Councils spending more than €1m a year fighting gorse fires
Freedom of information documents show 10 local authorities paid €6 million in five years
Birdwatch Ireland said species likely to have been worst affected by recent fires include the hen harrier and the curlew (pictured). Photograph: Richard T Mills.
A burned-out nest, damaged in a gorse fire near Bantry, Co Cork, last year. Photograph: Bantry Fire Brigade
Ten of the State’s local authorities spend more than €1 million a year tackling wildfires, according to newly released figures.
Documents obtained by Birdwatch Ireland under freedom of information show about €6.1 million was spent fighting gorse/forest/bog fires between 2010 and 2015.
Already this year, illegal wildfires have devastated vast swathes of counties Galway, Cork, Mayo, Sligo, Roscommon and Kerry.
Birdwatch Ireland was unable to obtain figures from many local authorities, including Galway County Council. Therefore the total cost of fighting gorse fires is likely to be significantly higher than €1 million a year.
Information from the Department of Local Government shows more than 21,000 gorse and other wildfires were tackled by the fire services across the State between 2010 and 2015.
In a statement released on Tuesday, the Minister for Agriculture and Rural Affairs said the problem was caused by illegal attempts to clear vegetation. A Garda spokeswoman said no arrests have been made in relation to the gorse fires of the past week or so.
The Central Statistics Office does not have any data on the number of people who have been arrested or charged for starting illegal fires but Birdwatch Ireland said only 11 people have been successfully prosecuted since 2005. Ten received fines of between €50 an €200, and one person was fined €600.
It is illegal to burn vegetation from March 1st until August 31st. The ban is designed to encourage biodiversity by protecting bird and other wildlife habitats during nesting and breeding season. But conservationists have for many years complained about widespread burning and cutting within those dates.
Birdwatch Ireland acting head of policy Oonagh Duggan said many gorse fires are started by landowners trying to clear vegetation but it is difficult to initiate prosecutions unless they are caught red-handed.
“A lot more time and energy should be put into the investigation of when fires start and who started them,” she said.

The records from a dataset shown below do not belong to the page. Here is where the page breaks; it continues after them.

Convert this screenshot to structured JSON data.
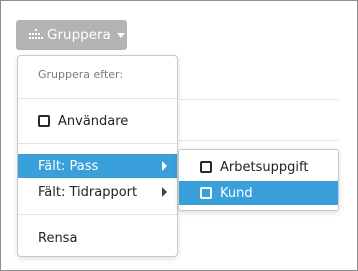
{
  "toolbar": {
    "group_button_label": "Gruppera",
    "group_button_icon": "bar-chart-icon"
  },
  "group_menu": {
    "header": "Gruppera efter:",
    "items": [
      {
        "label": "Användare",
        "icon": "checkbox-icon",
        "checked": false
      },
      {
        "label": "Fält: Pass",
        "icon": "chevron-right-icon",
        "active": true
      },
      {
        "label": "Fält: Tidrapport",
        "icon": "chevron-right-icon",
        "active": false
      },
      {
        "label": "Rensa"
      }
    ]
  },
  "submenu": {
    "items": [
      {
        "label": "Arbetsuppgift",
        "icon": "checkbox-icon",
        "checked": false,
        "active": false
      },
      {
        "label": "Kund",
        "icon": "checkbox-icon",
        "checked": false,
        "active": true
      }
    ]
  },
  "colors": {
    "button_bg": "#b3b3b3",
    "highlight": "#3aa0db",
    "frame_border": "#8c8c8c"
  }
}
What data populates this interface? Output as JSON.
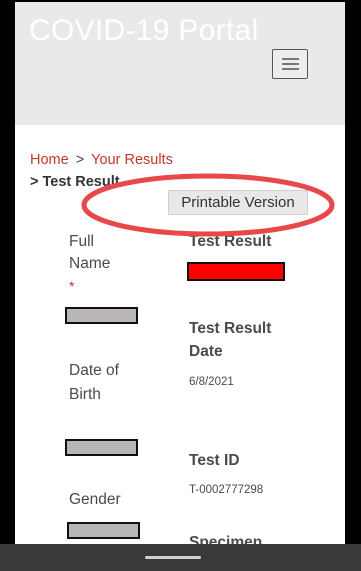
{
  "header": {
    "title": "COVID-19 Portal",
    "menu_icon": "hamburger-menu-icon"
  },
  "breadcrumb": {
    "items": [
      "Home",
      "Your Results"
    ],
    "separator": ">",
    "current": "> Test Result"
  },
  "print_button": {
    "label": "Printable Version"
  },
  "left_column": {
    "full_name_label_line1": "Full",
    "full_name_label_line2": "Name",
    "required_marker": "*",
    "dob_label_line1": "Date of",
    "dob_label_line2": "Birth",
    "gender_label": "Gender"
  },
  "right_column": {
    "test_result_label": "Test Result",
    "test_result_date_label_line1": "Test Result",
    "test_result_date_label_line2": "Date",
    "test_result_date_value": "6/8/2021",
    "test_id_label": "Test ID",
    "test_id_value": "T-0002777298",
    "specimen_label": "Specimen"
  },
  "colors": {
    "link": "#c0392b",
    "annotation": "#e8484a",
    "redaction_red": "#ff0000",
    "redaction_gray": "#b9b5b8"
  }
}
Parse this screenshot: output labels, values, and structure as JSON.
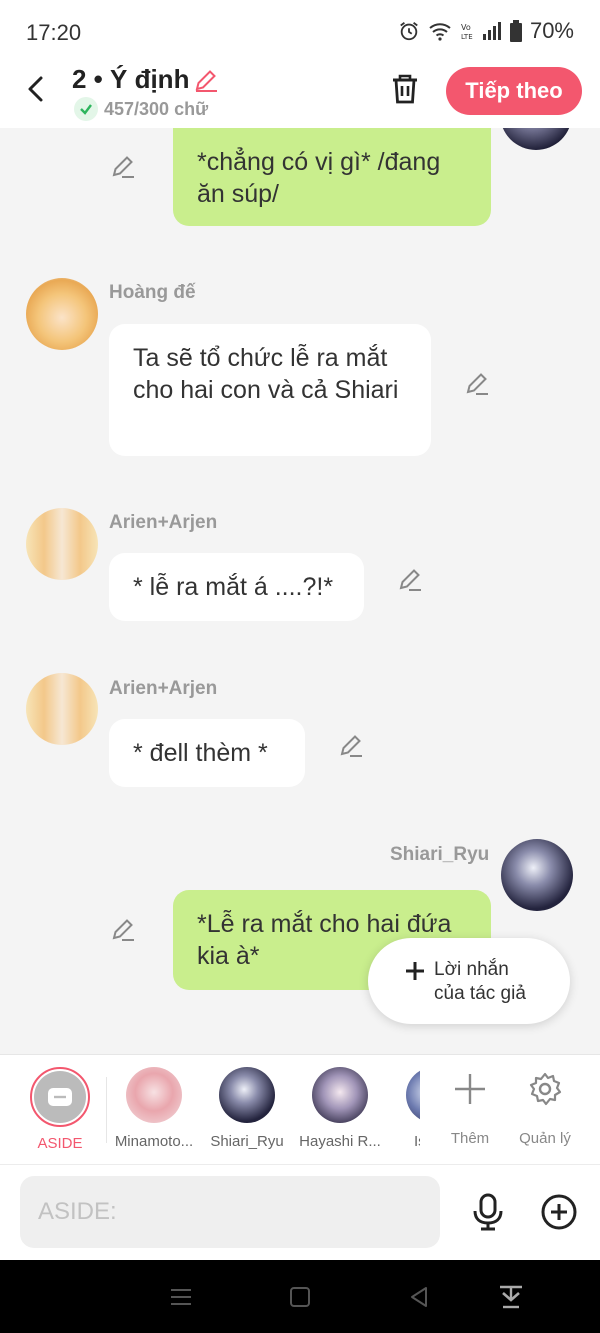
{
  "status": {
    "time": "17:20",
    "battery": "70%"
  },
  "header": {
    "title": "2 • Ý định",
    "word_count": "457/300 chữ",
    "next_label": "Tiếp theo"
  },
  "messages": [
    {
      "side": "right",
      "name": "",
      "text": "*chẳng có vị gì* /đang ăn súp/"
    },
    {
      "side": "left",
      "name": "Hoàng đế",
      "text": "Ta sẽ tổ chức lễ ra mắt cho hai con và cả Shiari"
    },
    {
      "side": "left",
      "name": "Arien+Arjen",
      "text": "* lễ ra mắt á ....?!*"
    },
    {
      "side": "left",
      "name": "Arien+Arjen",
      "text": "* đell thèm *"
    },
    {
      "side": "right",
      "name": "Shiari_Ryu",
      "text": "*Lễ ra mắt cho hai đứa kia à*"
    }
  ],
  "popup": {
    "label": "Lời nhắn của tác giả"
  },
  "characters": [
    {
      "label": "ASIDE"
    },
    {
      "label": "Minamoto..."
    },
    {
      "label": "Shiari_Ryu"
    },
    {
      "label": "Hayashi R..."
    },
    {
      "label": "Is"
    }
  ],
  "tools": {
    "more": "Thêm",
    "manage": "Quản lý"
  },
  "input": {
    "placeholder": "ASIDE:"
  },
  "colors": {
    "accent": "#f3576e",
    "green_bubble": "#c9ee8d"
  }
}
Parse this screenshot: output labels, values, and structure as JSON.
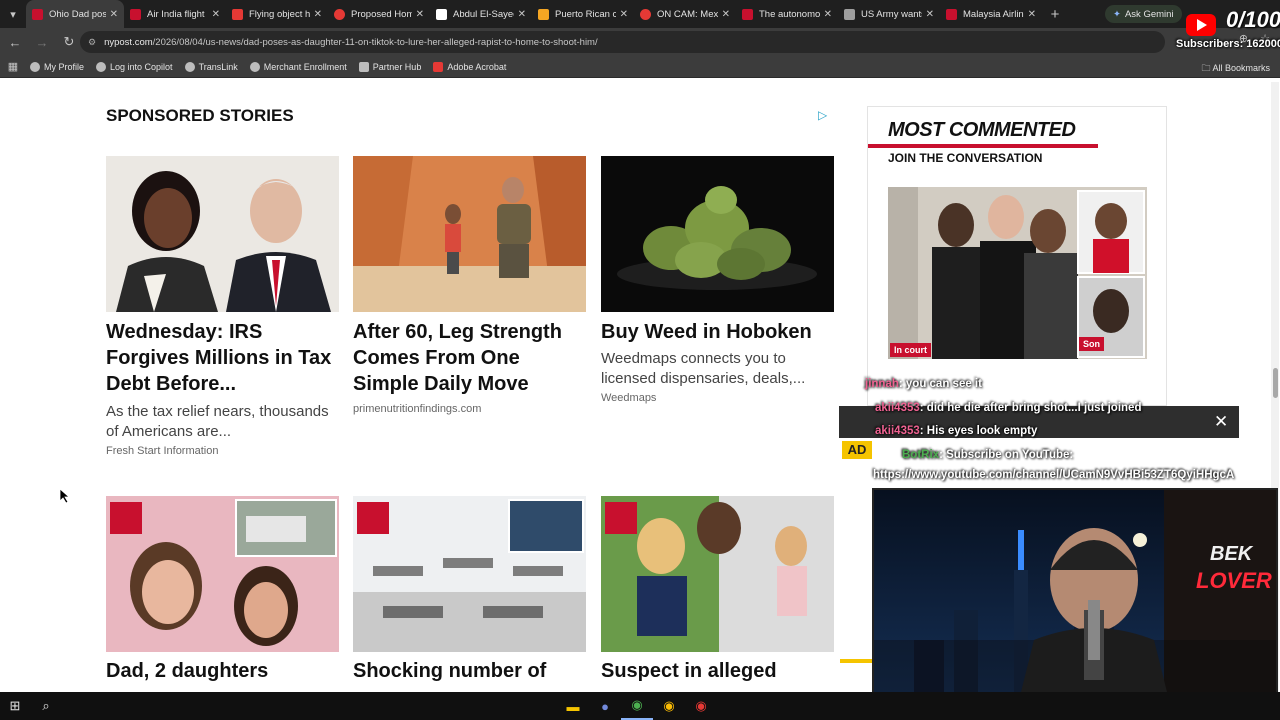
{
  "browser": {
    "tabs": [
      {
        "label": "Ohio Dad poses",
        "color": "#c8102e",
        "active": true
      },
      {
        "label": "Air India flight",
        "color": "#c8102e"
      },
      {
        "label": "Flying object h",
        "color": "#e53935"
      },
      {
        "label": "Proposed Hom",
        "color": "#e53935"
      },
      {
        "label": "Abdul El-Sayed",
        "color": "#ffffff"
      },
      {
        "label": "Puerto Rican ci",
        "color": "#f5a623"
      },
      {
        "label": "ON CAM: Mex",
        "color": "#e53935"
      },
      {
        "label": "The autonomo",
        "color": "#c8102e"
      },
      {
        "label": "US Army wants",
        "color": "#9e9e9e"
      },
      {
        "label": "Malaysia Airlin",
        "color": "#c8102e"
      }
    ],
    "new_tab": "+",
    "gemini_label": "Ask Gemini",
    "url_host": "nypost.com",
    "url_path": "/2026/08/04/us-news/dad-poses-as-daughter-11-on-tiktok-to-lure-her-alleged-rapist-to-home-to-shoot-him/",
    "bookmarks": [
      "My Profile",
      "Log into Copilot",
      "TransLink",
      "Merchant Enrollment",
      "Partner Hub",
      "Adobe Acrobat"
    ],
    "all_bookmarks": "All Bookmarks"
  },
  "page": {
    "sponsored_heading": "SPONSORED STORIES",
    "cards": [
      {
        "title": "Wednesday: IRS Forgives Millions in Tax Debt Before...",
        "desc": "As the tax relief nears, thousands of Americans are...",
        "source": "Fresh Start Information"
      },
      {
        "title": "After 60, Leg Strength Comes From One Simple Daily Move",
        "desc": "",
        "source": "primenutritionfindings.com"
      },
      {
        "title": "Buy Weed in Hoboken",
        "desc": "Weedmaps connects you to licensed dispensaries, deals,...",
        "source": "Weedmaps"
      }
    ],
    "bottom_cards": [
      {
        "title": "Dad, 2 daughters"
      },
      {
        "title": "Shocking number of"
      },
      {
        "title": "Suspect in alleged"
      }
    ],
    "sidebar": {
      "title": "MOST COMMENTED",
      "subtitle": "JOIN THE CONVERSATION",
      "badge_left": "In court",
      "badge_right": "Son"
    }
  },
  "stream": {
    "subscriber_progress": "0/100",
    "subscribers_label": "Subscribers: 162000",
    "ad_label": "AD",
    "chat": [
      {
        "user": "jinnah",
        "text": ": you can see it"
      },
      {
        "user": "akii4353",
        "text": ": did he die after bring shot...I just joined"
      },
      {
        "user": "akii4353",
        "text": ": His eyes look empty"
      },
      {
        "user": "BotRix",
        "text": ": Subscribe on YouTube:"
      },
      {
        "user": "",
        "text": "https://www.youtube.com/channel/UCamN9VvHBi53ZT6QyiHHgcA"
      }
    ],
    "neon_text_1": "BEK",
    "neon_text_2": "LOVER"
  }
}
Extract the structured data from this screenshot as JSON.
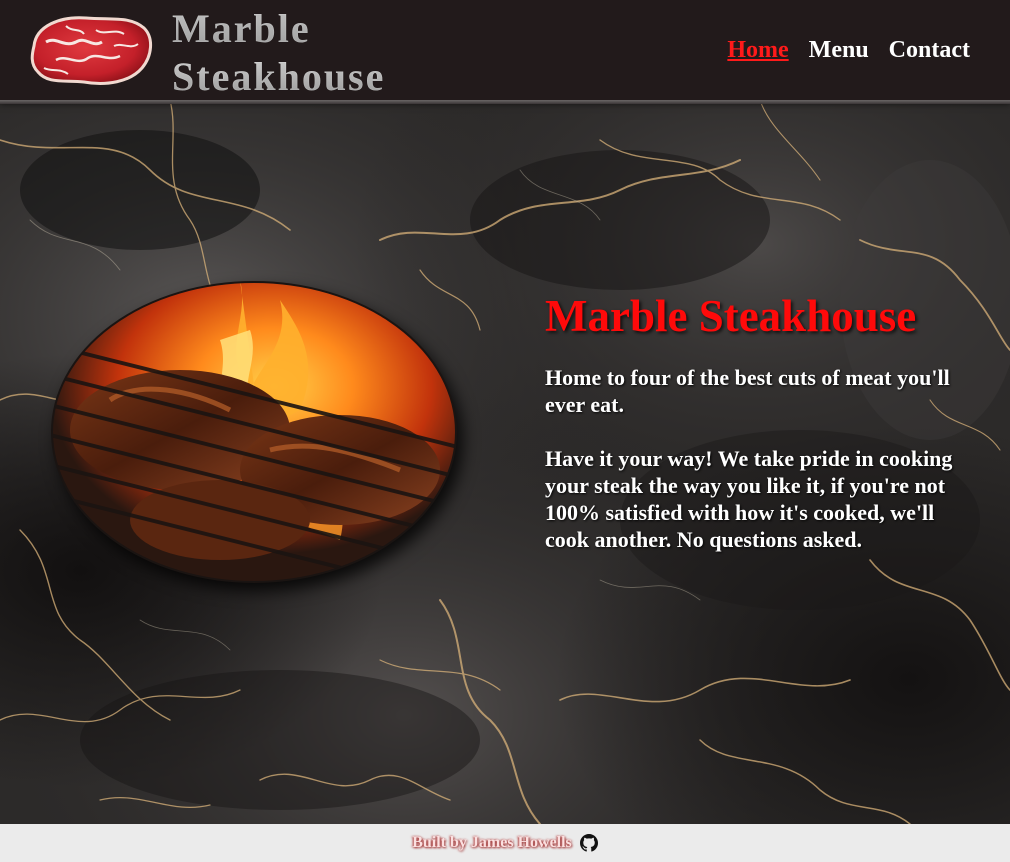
{
  "header": {
    "brand_line1": "Marble",
    "brand_line2": "Steakhouse",
    "logo_icon": "raw-steak-logo",
    "nav": [
      {
        "label": "Home",
        "active": true
      },
      {
        "label": "Menu",
        "active": false
      },
      {
        "label": "Contact",
        "active": false
      }
    ]
  },
  "hero": {
    "image_icon": "grilling-steaks-image",
    "title": "Marble Steakhouse",
    "paragraph1": "Home to four of the best cuts of meat you'll ever eat.",
    "paragraph2": "Have it your way! We take pride in cooking your steak the way you like it, if you're not 100% satisfied with how it's cooked, we'll cook another. No questions asked."
  },
  "footer": {
    "credit": "Built by James Howells",
    "icon": "github-icon"
  },
  "colors": {
    "header_bg": "#221a1b",
    "accent_red": "#ff0a0a",
    "footer_bg": "#ebebeb",
    "marble_vein": "#d8b27a"
  }
}
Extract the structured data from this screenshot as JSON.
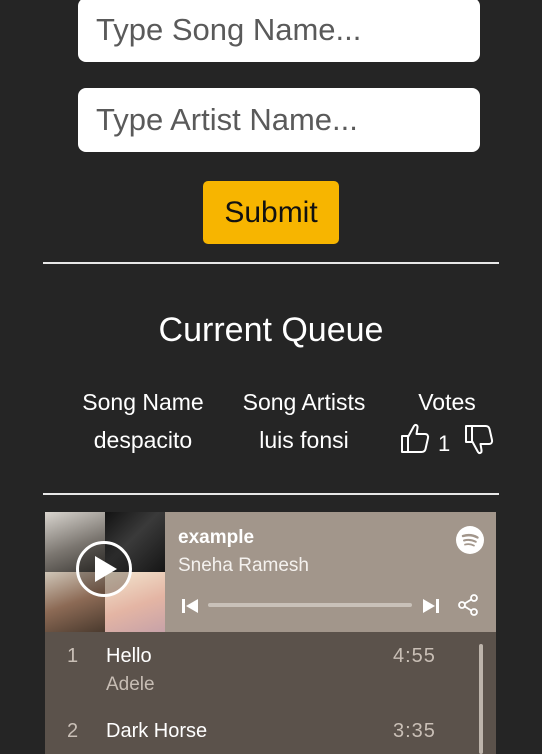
{
  "form": {
    "song_placeholder": "Type Song Name...",
    "artist_placeholder": "Type Artist Name...",
    "submit_label": "Submit"
  },
  "queue": {
    "title": "Current Queue",
    "columns": [
      "Song Name",
      "Song Artists",
      "Votes"
    ],
    "rows": [
      {
        "song": "despacito",
        "artist": "luis fonsi",
        "votes": "1"
      }
    ]
  },
  "player": {
    "title": "example",
    "owner": "Sneha Ramesh",
    "icons": [
      "play-icon",
      "spotify-icon",
      "previous-icon",
      "next-icon",
      "share-icon"
    ],
    "tracks": [
      {
        "num": "1",
        "name": "Hello",
        "artist": "Adele",
        "duration": "4:55"
      },
      {
        "num": "2",
        "name": "Dark Horse",
        "artist": "",
        "duration": "3:35"
      }
    ]
  },
  "colors": {
    "background": "#252525",
    "accent": "#f7b500",
    "player_header": "#a2968b",
    "player_body": "#5b524b"
  }
}
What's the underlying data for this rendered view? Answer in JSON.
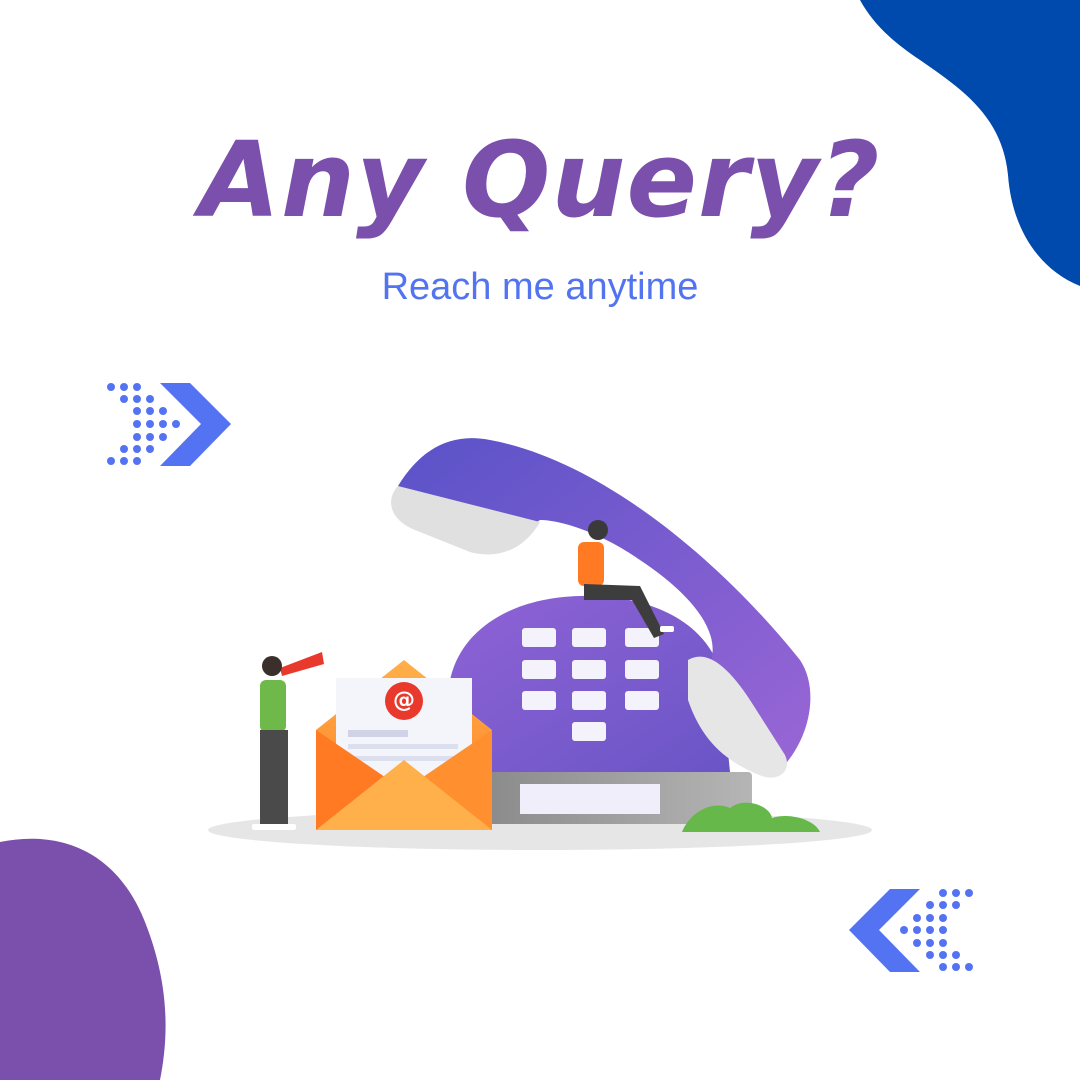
{
  "headline": "Any Query?",
  "subheadline": "Reach me anytime",
  "colors": {
    "headline": "#7b4fac",
    "subheadline": "#5274f0",
    "blob_top_right": "#004aad",
    "blob_bottom_left": "#7b4fac",
    "arrow_accent": "#5473f2",
    "phone_purple": "#7c5ccc",
    "envelope_orange": "#ff8a2a",
    "email_badge": "#e8392c"
  },
  "icons": [
    "dotted-arrow-right-icon",
    "dotted-arrow-left-icon",
    "telephone-illustration",
    "envelope-illustration",
    "at-sign-icon",
    "person-with-telescope-illustration",
    "person-sitting-illustration"
  ],
  "email_symbol": "@"
}
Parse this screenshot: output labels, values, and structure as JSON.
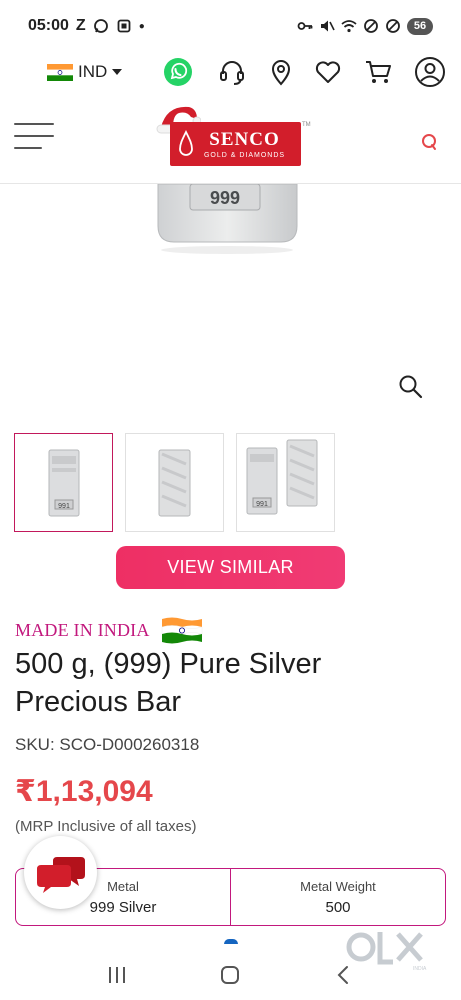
{
  "status_bar": {
    "time": "05:00",
    "left_letter": "Z",
    "battery": "56"
  },
  "top_bar": {
    "country": "IND",
    "icons": [
      "whatsapp-icon",
      "headset-icon",
      "location-pin-icon",
      "heart-icon",
      "cart-icon",
      "user-icon"
    ]
  },
  "header": {
    "logo_main": "SENCO",
    "logo_sub": "GOLD & DIAMONDS",
    "trademark": "TM"
  },
  "product_image": {
    "stamp": "999"
  },
  "thumbnails": {
    "items": [
      {
        "stamp": "991",
        "active": true
      },
      {
        "stamp": "",
        "active": false
      },
      {
        "stamp": "991",
        "active": false
      }
    ]
  },
  "view_similar_label": "VIEW SIMILAR",
  "made_in_india": "MADE IN INDIA",
  "product": {
    "title": "500 g, (999) Pure Silver Precious Bar",
    "sku": "SKU: SCO-D000260318",
    "price": "₹1,13,094",
    "mrp_note": "(MRP Inclusive of all taxes)"
  },
  "specs": [
    {
      "label": "Metal",
      "value": "999 Silver"
    },
    {
      "label": "Metal Weight",
      "value": "500"
    }
  ],
  "watermark": {
    "text": "OLX",
    "sub": "INDIA"
  },
  "colors": {
    "brand_red": "#d21e2b",
    "accent_pink": "#ee2f64",
    "made_in_india": "#c2187d",
    "price": "#e5474b",
    "whatsapp": "#25d366"
  }
}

She added that proposals contained in the Heritage Bill to allow the burning of vegetation in March were “reckless” and instead the Government should focus on encouraging controlled burning outside of the nesting season.
Gorse fires will kill wildlife unable to escape, such as chicks and eggs, frogs, lizards, hares and leverets. The impacts also include the destruction of habitat in which birds forage to feed themselves and their chicks. Birdwatch Ireland said species likely to have been most badly affected by recent fires include the hen harrier, red grouse, skylark, curlew and meadow pipit.